I’d already planned to write about global warming when White Flower Farm’s e-mail scooped me! I suspect this subject has been sitting front and center in most northeastern gardeners’ minds since the weather of the past few weeks arrived. The upshot of WFF’s message is that based upon the latest Department of Agriculture study, we garden today in zones considerably warmer than those we had twenty years ago. I’m glad to hear this climate swing confirmed by science. But what’s to become of events like the garden centennial I’m helping organize, carefully scheduled to coincide with the height of peony bloom?
Non-gardeners simply don’t understand. I know from my days as a nursery-operator that most people view a warm sunny day in spring as something that can’t be improved upon–and that they find cool, rainy weather “bad.” It doesn’t matter to them that such weather is normal for early spring– at least in the northeast–and enables plants to grow as they should at this time of year. Warm dry days, and yes, for March, 70° or 80° is too warm, are really not good– for anything. Spring bulbs are done in a blink. The usual splendor of spring-flowering shrubs and trees is muddled in a short avalanche of bloom. And am I the only one noticing how little rain we’ve had this spring following a virtually snowless winter?
The implications of these changes are so much more far-reaching than our own gardens. Extremes and unnatural sequence are stressful to plants, animals and entire ecosystems. On its website, the EPA says “Many, but not all, human sources of greenhouse gas emissions are expected to rise in the future. This growth may be reduced by ongoing efforts to increase the use of newer, cleaner technologies and other measures. Additionally, our everyday choices about such things as commuting, housing, electricity use and recycling can influence the amount of greenhouse gases being emitted..”
No one can better appreciate these truths than gardeners. For centuries, we have recorded our annual observations of relatively reliable events, such as the date that snow drops emerge, or when the first oriole arrives, because as gardeners– we must pay attention.
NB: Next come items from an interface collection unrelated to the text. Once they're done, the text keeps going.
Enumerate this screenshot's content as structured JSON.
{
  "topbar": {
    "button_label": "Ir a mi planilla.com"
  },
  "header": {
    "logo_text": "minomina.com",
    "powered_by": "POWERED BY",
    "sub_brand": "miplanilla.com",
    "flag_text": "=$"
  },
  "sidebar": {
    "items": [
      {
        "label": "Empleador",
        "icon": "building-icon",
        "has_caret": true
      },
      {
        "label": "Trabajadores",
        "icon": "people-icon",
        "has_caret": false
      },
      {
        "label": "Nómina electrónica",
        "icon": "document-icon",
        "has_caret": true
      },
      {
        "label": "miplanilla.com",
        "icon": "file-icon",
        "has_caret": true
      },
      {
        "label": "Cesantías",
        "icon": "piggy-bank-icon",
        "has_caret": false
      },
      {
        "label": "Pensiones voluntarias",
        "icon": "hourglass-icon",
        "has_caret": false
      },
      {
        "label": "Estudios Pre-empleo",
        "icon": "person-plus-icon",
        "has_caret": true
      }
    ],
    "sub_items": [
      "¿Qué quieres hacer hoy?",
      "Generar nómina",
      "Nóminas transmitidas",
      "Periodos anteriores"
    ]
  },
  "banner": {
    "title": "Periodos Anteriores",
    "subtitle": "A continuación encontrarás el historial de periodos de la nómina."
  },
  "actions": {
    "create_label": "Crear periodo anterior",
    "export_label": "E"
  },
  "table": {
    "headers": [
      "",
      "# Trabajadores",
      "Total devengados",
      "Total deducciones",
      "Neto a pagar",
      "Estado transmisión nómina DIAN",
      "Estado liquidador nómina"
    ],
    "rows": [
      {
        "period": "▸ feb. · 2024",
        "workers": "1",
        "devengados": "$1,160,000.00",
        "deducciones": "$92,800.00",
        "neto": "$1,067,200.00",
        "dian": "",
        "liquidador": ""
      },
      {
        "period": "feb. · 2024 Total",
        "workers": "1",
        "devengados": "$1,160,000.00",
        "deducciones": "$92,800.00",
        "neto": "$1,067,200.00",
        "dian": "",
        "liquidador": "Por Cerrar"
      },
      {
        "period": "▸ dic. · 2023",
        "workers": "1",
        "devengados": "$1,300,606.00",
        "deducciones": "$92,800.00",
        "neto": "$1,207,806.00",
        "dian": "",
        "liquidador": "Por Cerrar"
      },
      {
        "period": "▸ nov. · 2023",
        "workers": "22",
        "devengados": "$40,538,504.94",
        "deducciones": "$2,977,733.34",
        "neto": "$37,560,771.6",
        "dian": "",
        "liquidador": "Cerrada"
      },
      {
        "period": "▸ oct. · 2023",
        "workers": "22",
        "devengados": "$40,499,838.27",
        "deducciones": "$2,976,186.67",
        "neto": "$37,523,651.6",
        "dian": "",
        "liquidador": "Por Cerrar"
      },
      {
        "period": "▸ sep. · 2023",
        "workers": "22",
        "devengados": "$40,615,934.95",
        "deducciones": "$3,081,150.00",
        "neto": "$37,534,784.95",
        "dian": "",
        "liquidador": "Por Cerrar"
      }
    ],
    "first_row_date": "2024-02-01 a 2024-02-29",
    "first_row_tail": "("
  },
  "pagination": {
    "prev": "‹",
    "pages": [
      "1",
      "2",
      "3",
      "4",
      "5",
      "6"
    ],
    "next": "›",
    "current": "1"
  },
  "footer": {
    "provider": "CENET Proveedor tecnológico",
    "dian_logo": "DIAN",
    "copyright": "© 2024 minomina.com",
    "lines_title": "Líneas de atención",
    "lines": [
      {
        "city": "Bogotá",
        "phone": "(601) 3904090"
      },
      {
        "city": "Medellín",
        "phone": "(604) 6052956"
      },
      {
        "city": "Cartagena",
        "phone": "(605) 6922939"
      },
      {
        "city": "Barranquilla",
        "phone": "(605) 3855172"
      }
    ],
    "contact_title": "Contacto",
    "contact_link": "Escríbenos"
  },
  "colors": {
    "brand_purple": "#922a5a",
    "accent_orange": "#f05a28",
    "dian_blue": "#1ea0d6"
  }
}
On the plus side of the equation, the mild winter wasn’t all bad. We harvested our last Brussels sprouts at February’s end—temperatures didn’t dip below 0 here, so they continued growing—and then tasted our first spring cilantro from plants that never died last year.